Start of Material to process

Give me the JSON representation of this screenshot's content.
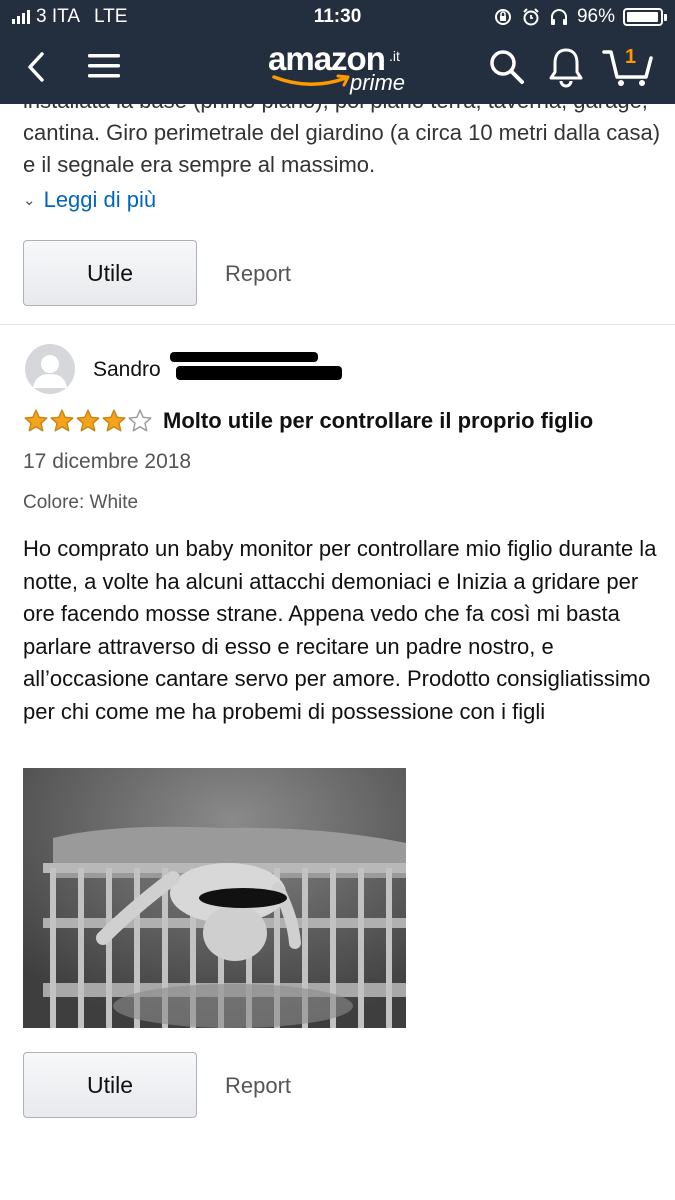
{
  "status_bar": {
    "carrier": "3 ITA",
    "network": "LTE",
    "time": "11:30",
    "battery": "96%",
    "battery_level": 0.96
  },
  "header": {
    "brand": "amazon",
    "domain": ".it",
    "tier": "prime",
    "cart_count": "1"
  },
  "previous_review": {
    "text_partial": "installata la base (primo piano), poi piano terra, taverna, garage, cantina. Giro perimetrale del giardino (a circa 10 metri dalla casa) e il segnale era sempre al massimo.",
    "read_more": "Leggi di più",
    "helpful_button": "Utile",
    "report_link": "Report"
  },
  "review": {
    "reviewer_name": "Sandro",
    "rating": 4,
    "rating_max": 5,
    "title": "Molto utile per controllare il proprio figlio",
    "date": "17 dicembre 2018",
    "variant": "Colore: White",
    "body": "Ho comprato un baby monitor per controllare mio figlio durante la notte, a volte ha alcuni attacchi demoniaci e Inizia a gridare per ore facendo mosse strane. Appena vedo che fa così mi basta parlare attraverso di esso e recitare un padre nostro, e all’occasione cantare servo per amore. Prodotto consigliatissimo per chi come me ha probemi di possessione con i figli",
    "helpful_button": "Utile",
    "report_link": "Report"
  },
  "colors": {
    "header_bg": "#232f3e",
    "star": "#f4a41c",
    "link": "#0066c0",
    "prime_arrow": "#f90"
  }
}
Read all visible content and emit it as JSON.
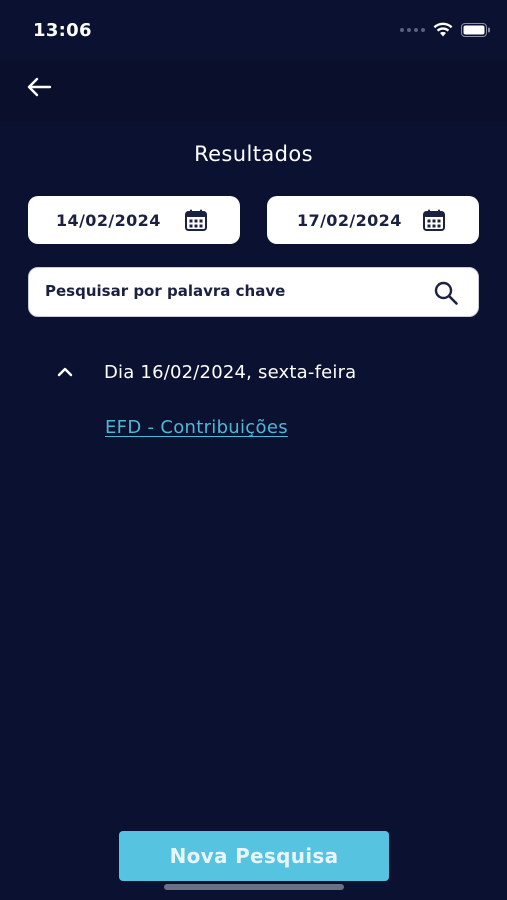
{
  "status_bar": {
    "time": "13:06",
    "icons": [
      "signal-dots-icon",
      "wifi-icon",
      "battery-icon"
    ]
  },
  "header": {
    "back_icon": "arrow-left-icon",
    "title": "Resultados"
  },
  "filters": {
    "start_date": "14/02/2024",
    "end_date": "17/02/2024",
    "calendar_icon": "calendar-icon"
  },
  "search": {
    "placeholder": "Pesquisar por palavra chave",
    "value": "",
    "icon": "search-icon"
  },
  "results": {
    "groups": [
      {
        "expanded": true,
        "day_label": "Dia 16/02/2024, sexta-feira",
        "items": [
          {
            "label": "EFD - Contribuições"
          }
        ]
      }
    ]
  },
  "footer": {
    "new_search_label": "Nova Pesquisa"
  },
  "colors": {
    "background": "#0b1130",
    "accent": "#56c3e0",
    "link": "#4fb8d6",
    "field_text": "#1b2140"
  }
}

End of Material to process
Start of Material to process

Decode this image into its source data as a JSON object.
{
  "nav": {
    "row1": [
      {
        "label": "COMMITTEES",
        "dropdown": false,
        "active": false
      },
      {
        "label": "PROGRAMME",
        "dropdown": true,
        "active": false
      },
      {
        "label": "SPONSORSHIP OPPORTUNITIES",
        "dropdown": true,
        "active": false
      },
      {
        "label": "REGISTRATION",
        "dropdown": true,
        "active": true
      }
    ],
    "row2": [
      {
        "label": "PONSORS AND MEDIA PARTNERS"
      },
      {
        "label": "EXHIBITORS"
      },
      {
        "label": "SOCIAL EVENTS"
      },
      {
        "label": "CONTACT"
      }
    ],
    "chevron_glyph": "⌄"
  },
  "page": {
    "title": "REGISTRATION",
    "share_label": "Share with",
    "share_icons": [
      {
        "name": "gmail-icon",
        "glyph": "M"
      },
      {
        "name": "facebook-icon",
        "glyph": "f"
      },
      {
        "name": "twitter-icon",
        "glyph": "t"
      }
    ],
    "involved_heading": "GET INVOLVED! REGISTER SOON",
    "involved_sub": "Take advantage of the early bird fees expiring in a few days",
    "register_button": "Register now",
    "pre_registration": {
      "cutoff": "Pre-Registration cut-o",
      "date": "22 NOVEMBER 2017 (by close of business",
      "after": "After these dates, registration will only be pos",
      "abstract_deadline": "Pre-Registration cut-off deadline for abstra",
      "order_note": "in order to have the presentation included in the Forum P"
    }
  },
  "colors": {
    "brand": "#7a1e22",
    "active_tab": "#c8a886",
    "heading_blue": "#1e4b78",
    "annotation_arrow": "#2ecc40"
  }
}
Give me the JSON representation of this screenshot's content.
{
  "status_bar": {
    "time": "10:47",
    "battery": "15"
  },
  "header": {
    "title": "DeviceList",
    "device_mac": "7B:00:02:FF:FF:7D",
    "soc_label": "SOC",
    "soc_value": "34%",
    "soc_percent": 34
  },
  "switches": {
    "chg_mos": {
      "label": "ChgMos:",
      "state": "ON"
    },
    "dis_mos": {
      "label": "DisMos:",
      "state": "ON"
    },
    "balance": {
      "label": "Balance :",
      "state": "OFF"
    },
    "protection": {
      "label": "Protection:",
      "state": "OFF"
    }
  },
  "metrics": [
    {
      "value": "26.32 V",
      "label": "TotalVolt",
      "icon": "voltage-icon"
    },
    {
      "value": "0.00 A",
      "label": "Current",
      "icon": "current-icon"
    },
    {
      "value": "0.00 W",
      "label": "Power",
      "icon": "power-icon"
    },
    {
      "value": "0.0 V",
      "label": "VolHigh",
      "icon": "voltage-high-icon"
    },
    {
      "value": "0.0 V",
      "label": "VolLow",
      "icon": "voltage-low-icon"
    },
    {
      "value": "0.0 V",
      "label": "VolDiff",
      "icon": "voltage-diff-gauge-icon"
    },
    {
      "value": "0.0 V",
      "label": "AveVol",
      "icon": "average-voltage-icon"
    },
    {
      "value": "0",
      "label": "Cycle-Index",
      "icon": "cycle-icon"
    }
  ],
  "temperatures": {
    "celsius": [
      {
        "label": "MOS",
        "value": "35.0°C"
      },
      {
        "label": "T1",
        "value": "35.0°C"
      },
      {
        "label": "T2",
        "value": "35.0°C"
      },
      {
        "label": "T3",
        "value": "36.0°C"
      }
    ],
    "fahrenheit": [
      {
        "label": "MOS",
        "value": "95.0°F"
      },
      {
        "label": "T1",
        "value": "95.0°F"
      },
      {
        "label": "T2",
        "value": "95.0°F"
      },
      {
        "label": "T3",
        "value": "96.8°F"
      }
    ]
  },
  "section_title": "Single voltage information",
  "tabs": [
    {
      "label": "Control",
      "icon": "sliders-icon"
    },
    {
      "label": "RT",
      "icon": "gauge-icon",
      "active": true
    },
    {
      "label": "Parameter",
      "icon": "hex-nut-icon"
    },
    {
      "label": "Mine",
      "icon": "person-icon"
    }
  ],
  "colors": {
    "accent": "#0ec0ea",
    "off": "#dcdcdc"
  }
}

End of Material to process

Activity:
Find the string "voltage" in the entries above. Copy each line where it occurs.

Response to the task:
      "icon": "voltage-icon"
      "icon": "voltage-high-icon"
      "icon": "voltage-low-icon"
      "icon": "voltage-diff-gauge-icon"
      "icon": "average-voltage-icon"
  "section_title": "Single voltage information",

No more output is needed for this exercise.